CHAI is pleased to release the 12th issue of our annual HIV market report. This report provides a detailed look at the complex, ever-changing HIV commodity markets in low- and middle-income countries based on aggregated market intelligence from our work in over 30 countries.
In a year defined by COVID-19, the global HIV response fell short of UNAIDS goals, but demonstrated incredible resilience by adapting to service interruptions and continually expanding access to HIV treatment, prevention, and diagnostics.
This year also brought a new global strategy to address HIV—along with a new set of targets—to implement by 2025 in order to get back on track to end HIV as a public health threat by 2030. These goals are supported by new consolidated HIV guidelines debuted by the World Health Organization. The COVID-19 pandemic has added urgency to many of the recommendations in the guidelines, such as the
- Need to scale up HIV self-testing (HIVST),
- Importance of integrating psychosocial support into HIV care, and
- Benefits of multi-month dispensing for all patients, including children.
Significant treatment milestones were also achieved in 2021. Many countries have nearly completed their transition to optimal first-line treatment for adults, with over fifteen million people on tenofovir/lamivudine/dolutegravir (TLD). Recent approval and an innovative pricing deal for a generic co-formulation of darunavir and ritonavir will ensure people living with HIV have access to the best possible protease inhibitor. In a historic win for children living with HIV, a record-breaking regulatory approval and subsequent procurement of generic pediatric dolutegravir in over 25 countries will set the precedent for future pediatric drug development.
Countries also found ways to adapt their HIV diagnostic services during the pandemic, including increasing use of HIVST, which was complemented by HIVST pricing deals and new products on the market.
Advanced HIV disease care also continues to improve with new and upcoming commodities set to increase patient identification and simplify diagnosis and treatment of opportunistic infections. In the HIV prevention space, a robust and diverse product pipeline aims to curb the HIV epidemic by offering longer-acting products and increasingly diverse formulations that give users greater choice.

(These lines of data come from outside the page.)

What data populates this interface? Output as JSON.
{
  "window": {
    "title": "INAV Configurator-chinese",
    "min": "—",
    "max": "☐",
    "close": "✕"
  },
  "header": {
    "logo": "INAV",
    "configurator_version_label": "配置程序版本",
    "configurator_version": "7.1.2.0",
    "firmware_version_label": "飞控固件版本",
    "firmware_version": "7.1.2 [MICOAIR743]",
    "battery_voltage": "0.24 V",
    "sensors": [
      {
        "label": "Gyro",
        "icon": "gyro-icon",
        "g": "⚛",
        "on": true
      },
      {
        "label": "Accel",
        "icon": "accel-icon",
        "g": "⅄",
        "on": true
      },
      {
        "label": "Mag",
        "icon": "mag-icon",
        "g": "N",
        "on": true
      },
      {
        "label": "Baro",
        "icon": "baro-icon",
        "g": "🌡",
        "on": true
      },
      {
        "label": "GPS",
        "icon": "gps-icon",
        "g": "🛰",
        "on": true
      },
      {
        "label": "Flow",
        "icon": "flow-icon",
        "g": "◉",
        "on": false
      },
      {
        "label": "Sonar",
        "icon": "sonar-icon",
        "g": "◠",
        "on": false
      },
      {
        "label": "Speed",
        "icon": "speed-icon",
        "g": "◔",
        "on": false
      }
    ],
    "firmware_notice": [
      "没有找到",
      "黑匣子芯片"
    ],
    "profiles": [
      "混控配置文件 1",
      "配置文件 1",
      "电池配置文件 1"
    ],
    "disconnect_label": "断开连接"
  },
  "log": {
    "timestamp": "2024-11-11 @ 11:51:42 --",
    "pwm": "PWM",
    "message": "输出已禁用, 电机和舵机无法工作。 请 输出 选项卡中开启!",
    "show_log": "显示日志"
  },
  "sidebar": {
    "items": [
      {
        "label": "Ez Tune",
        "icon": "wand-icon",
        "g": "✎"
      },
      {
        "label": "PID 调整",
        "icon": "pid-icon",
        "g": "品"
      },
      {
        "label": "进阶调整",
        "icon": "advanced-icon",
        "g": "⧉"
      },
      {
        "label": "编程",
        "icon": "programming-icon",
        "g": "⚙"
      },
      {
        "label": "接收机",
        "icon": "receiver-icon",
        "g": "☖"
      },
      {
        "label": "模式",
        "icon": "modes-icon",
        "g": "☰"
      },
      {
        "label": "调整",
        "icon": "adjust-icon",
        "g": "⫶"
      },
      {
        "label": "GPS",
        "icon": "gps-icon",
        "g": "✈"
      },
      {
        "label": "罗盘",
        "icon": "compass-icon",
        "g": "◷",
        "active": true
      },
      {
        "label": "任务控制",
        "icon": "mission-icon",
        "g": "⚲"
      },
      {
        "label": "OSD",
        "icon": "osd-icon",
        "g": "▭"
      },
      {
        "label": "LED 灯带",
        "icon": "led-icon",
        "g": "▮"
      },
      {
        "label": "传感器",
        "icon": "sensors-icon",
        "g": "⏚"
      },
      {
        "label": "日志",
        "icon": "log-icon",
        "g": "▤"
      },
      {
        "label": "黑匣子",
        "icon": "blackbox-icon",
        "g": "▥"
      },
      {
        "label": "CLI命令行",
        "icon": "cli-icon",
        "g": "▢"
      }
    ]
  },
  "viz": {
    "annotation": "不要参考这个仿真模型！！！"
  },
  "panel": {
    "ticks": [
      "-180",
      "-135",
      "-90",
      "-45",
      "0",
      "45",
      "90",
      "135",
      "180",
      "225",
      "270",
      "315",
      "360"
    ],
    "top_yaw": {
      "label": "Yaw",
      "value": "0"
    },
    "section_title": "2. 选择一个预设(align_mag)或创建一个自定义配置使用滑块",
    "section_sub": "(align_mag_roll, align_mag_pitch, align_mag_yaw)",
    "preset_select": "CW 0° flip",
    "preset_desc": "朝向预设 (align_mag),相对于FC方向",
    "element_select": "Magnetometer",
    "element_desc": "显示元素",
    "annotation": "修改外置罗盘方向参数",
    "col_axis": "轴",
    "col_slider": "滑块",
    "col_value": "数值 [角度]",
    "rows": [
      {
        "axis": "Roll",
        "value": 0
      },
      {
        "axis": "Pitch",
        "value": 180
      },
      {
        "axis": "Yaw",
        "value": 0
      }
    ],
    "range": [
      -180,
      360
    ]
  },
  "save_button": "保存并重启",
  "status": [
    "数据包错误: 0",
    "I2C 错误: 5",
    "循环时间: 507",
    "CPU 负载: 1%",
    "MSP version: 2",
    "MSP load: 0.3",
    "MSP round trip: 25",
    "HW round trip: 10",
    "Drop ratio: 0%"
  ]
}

Moving forward, we are confident that increased access to diagnostics and the continued uptake of affordable, optimal products for both treatment and prevention of HIV will help achieve global HIV elimination in the next decade.